┏━━
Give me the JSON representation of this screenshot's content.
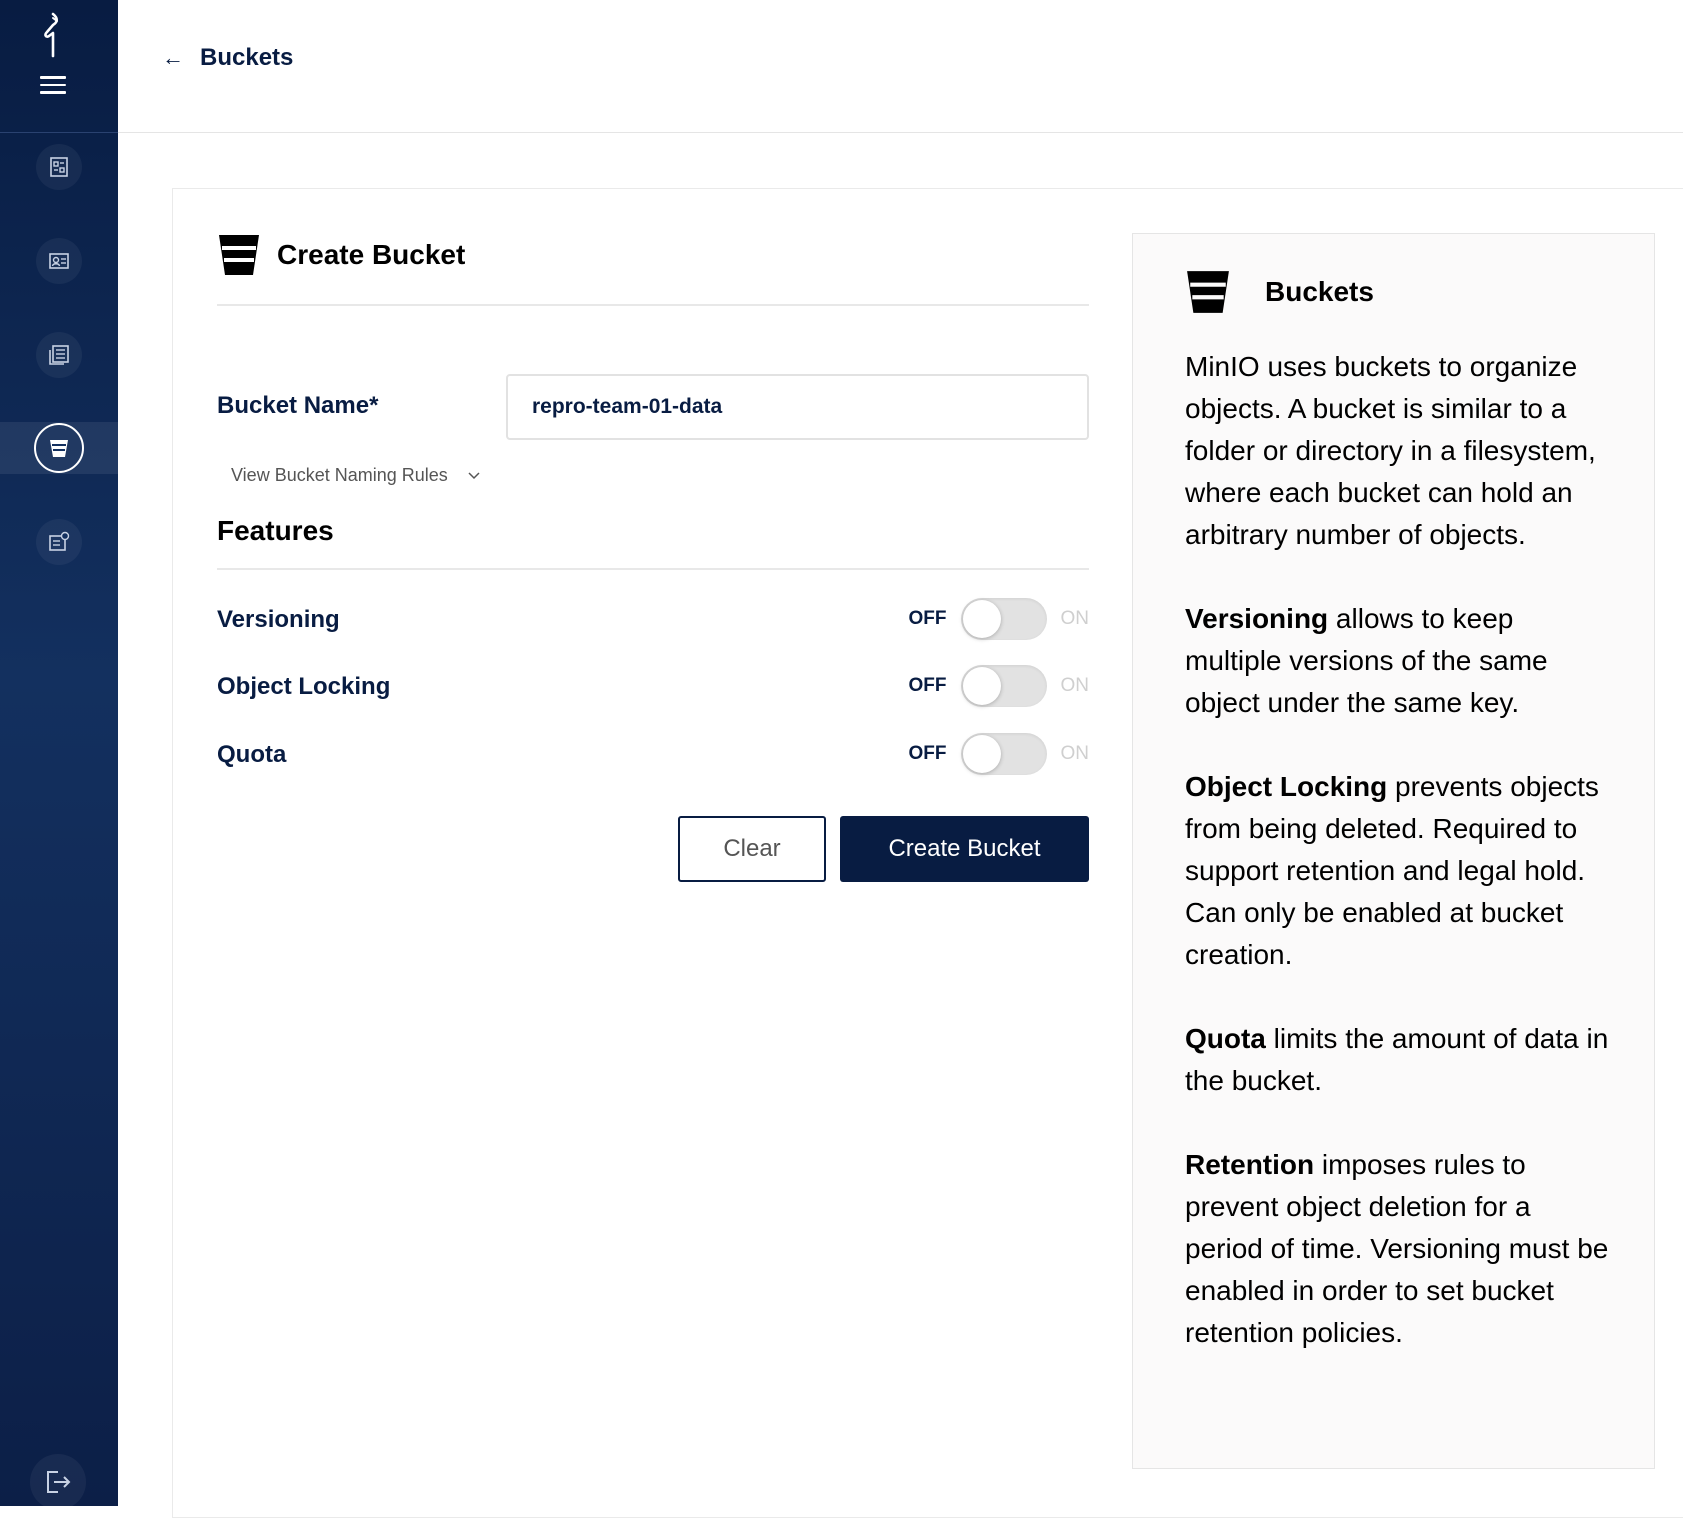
{
  "header": {
    "back_label": "Buckets"
  },
  "sidebar": {
    "items": [
      {
        "icon": "dashboard-icon"
      },
      {
        "icon": "identity-icon"
      },
      {
        "icon": "logs-icon"
      },
      {
        "icon": "bucket-icon",
        "active": true
      },
      {
        "icon": "settings-icon"
      }
    ],
    "logout_icon": "logout-icon"
  },
  "form": {
    "title": "Create Bucket",
    "bucket_name_label": "Bucket Name*",
    "bucket_name_value": "repro-team-01-data",
    "naming_rules_link": "View Bucket Naming Rules",
    "features_title": "Features",
    "toggles": [
      {
        "name": "Versioning",
        "off": "OFF",
        "on": "ON",
        "state": false
      },
      {
        "name": "Object Locking",
        "off": "OFF",
        "on": "ON",
        "state": false
      },
      {
        "name": "Quota",
        "off": "OFF",
        "on": "ON",
        "state": false
      }
    ],
    "clear_label": "Clear",
    "create_label": "Create Bucket"
  },
  "help": {
    "title": "Buckets",
    "intro": "MinIO uses buckets to organize objects. A bucket is similar to a folder or directory in a filesystem, where each bucket can hold an arbitrary number of objects.",
    "sections": [
      {
        "term": "Versioning",
        "text": " allows to keep multiple versions of the same object under the same key."
      },
      {
        "term": "Object Locking",
        "text": " prevents objects from being deleted. Required to support retention and legal hold. Can only be enabled at bucket creation."
      },
      {
        "term": "Quota",
        "text": " limits the amount of data in the bucket."
      },
      {
        "term": "Retention",
        "text": " imposes rules to prevent object deletion for a period of time. Versioning must be enabled in order to set bucket retention policies."
      }
    ]
  },
  "colors": {
    "primary": "#081c42",
    "sidebar_gradient_mid": "#13305f",
    "switch_track": "#e2e2e2",
    "help_bg": "#fbfafa"
  }
}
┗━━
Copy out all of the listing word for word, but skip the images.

▸ **WRITTEN ANSWER**
Give me the JSON representation of this screenshot's content.
{
  "header": {
    "back_label": "Buckets"
  },
  "sidebar": {
    "items": [
      {
        "icon": "dashboard-icon"
      },
      {
        "icon": "identity-icon"
      },
      {
        "icon": "logs-icon"
      },
      {
        "icon": "bucket-icon",
        "active": true
      },
      {
        "icon": "settings-icon"
      }
    ],
    "logout_icon": "logout-icon"
  },
  "form": {
    "title": "Create Bucket",
    "bucket_name_label": "Bucket Name*",
    "bucket_name_value": "repro-team-01-data",
    "naming_rules_link": "View Bucket Naming Rules",
    "features_title": "Features",
    "toggles": [
      {
        "name": "Versioning",
        "off": "OFF",
        "on": "ON",
        "state": false
      },
      {
        "name": "Object Locking",
        "off": "OFF",
        "on": "ON",
        "state": false
      },
      {
        "name": "Quota",
        "off": "OFF",
        "on": "ON",
        "state": false
      }
    ],
    "clear_label": "Clear",
    "create_label": "Create Bucket"
  },
  "help": {
    "title": "Buckets",
    "intro": "MinIO uses buckets to organize objects. A bucket is similar to a folder or directory in a filesystem, where each bucket can hold an arbitrary number of objects.",
    "sections": [
      {
        "term": "Versioning",
        "text": " allows to keep multiple versions of the same object under the same key."
      },
      {
        "term": "Object Locking",
        "text": " prevents objects from being deleted. Required to support retention and legal hold. Can only be enabled at bucket creation."
      },
      {
        "term": "Quota",
        "text": " limits the amount of data in the bucket."
      },
      {
        "term": "Retention",
        "text": " imposes rules to prevent object deletion for a period of time. Versioning must be enabled in order to set bucket retention policies."
      }
    ]
  },
  "colors": {
    "primary": "#081c42",
    "sidebar_gradient_mid": "#13305f",
    "switch_track": "#e2e2e2",
    "help_bg": "#fbfafa"
  }
}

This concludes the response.